◆ Task description: Report each line of the data that has "this" somewhere in it.

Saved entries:
*** Begin section ***
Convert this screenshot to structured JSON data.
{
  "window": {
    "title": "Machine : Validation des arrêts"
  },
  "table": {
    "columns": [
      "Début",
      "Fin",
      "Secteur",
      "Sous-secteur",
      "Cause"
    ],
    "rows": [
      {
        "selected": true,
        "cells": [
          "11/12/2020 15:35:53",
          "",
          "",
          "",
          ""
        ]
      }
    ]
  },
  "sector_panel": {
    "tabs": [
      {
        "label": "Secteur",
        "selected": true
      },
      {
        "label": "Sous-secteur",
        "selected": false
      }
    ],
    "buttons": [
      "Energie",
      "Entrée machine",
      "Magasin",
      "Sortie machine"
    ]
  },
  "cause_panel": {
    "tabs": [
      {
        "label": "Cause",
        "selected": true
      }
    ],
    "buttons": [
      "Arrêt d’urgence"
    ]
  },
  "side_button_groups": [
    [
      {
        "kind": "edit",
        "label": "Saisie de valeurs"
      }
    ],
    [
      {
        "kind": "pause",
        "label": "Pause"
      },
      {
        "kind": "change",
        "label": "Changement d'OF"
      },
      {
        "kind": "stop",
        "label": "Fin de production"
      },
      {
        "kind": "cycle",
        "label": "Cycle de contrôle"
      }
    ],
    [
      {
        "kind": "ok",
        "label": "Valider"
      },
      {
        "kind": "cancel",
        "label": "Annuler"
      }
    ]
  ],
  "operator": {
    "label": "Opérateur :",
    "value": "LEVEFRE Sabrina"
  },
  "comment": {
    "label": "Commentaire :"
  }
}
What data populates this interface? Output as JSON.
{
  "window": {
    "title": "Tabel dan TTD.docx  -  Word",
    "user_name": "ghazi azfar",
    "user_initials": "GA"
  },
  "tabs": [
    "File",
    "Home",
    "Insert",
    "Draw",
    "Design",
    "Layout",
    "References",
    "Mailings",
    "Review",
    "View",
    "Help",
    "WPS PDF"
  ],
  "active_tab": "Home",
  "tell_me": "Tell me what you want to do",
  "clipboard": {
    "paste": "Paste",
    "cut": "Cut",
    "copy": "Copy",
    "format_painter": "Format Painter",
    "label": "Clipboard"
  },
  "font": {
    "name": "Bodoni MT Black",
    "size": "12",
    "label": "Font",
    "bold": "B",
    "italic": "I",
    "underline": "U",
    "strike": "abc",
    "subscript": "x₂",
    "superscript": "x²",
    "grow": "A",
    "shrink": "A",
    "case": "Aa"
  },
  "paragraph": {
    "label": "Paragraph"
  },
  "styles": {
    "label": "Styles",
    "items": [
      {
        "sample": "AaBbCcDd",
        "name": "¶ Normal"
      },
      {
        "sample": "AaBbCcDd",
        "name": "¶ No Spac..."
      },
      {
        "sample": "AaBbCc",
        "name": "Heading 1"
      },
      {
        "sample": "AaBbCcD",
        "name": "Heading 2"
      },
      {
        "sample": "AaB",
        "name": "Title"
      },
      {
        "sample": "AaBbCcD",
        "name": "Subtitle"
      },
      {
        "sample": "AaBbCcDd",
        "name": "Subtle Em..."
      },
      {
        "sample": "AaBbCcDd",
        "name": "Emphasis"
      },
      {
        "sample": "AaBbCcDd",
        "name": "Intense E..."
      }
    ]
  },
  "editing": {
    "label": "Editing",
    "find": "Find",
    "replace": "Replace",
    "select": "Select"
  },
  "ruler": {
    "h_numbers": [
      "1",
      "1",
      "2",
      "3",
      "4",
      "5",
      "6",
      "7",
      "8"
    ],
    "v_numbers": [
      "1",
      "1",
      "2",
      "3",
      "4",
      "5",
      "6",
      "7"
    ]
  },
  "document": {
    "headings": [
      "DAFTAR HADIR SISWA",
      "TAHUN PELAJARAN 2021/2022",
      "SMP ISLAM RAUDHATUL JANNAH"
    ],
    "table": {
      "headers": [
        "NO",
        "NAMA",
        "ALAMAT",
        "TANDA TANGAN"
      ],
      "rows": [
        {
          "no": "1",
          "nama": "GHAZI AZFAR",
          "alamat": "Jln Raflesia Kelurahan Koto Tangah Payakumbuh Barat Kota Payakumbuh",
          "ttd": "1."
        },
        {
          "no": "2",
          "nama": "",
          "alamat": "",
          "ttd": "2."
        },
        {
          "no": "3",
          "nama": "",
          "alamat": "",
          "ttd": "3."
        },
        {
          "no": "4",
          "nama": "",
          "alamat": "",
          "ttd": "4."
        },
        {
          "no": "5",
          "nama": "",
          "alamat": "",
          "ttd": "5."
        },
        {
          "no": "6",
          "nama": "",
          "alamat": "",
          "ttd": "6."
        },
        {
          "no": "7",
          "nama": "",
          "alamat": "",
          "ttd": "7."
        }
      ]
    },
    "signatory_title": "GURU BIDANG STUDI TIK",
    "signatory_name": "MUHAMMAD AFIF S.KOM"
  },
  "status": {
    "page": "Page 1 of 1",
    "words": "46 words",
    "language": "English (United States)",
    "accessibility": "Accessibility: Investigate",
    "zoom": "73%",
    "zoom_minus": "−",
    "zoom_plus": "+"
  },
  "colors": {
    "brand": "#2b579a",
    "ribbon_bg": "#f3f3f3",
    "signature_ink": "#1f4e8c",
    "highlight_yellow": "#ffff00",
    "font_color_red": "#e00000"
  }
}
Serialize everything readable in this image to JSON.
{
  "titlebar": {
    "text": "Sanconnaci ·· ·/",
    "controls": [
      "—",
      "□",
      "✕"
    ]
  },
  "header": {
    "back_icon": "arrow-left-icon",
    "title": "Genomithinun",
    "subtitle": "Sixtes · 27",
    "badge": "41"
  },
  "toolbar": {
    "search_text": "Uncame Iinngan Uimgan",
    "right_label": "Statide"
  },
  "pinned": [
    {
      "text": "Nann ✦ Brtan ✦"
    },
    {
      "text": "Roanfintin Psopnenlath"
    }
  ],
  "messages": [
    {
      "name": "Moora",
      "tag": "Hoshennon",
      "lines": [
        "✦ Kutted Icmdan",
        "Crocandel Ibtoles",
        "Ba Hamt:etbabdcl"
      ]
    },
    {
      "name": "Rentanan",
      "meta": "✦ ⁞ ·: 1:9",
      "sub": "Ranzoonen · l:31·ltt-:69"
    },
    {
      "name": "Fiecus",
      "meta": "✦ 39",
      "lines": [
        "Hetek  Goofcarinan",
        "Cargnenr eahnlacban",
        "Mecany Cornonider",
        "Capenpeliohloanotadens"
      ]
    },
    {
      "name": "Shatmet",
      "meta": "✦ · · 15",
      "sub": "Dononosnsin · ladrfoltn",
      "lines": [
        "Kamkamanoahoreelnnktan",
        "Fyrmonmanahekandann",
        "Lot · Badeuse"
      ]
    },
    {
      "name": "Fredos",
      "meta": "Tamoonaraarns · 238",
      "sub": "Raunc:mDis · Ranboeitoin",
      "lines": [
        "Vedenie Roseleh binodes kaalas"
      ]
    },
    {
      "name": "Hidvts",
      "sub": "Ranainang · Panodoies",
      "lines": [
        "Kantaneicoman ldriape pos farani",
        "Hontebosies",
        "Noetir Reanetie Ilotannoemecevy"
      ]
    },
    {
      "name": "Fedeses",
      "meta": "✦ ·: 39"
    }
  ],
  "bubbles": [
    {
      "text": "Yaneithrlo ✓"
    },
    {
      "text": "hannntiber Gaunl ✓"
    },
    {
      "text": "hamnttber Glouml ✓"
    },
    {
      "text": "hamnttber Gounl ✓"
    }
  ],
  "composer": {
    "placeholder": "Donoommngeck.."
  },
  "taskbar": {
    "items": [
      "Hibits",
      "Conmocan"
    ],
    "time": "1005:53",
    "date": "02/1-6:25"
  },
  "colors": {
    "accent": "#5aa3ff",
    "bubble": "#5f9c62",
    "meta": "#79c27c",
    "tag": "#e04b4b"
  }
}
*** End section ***
◆ Expected answer:
Convert this screenshot to structured JSON data.
What data populates this interface? Output as JSON.
Serialize everything readable in this image to JSON.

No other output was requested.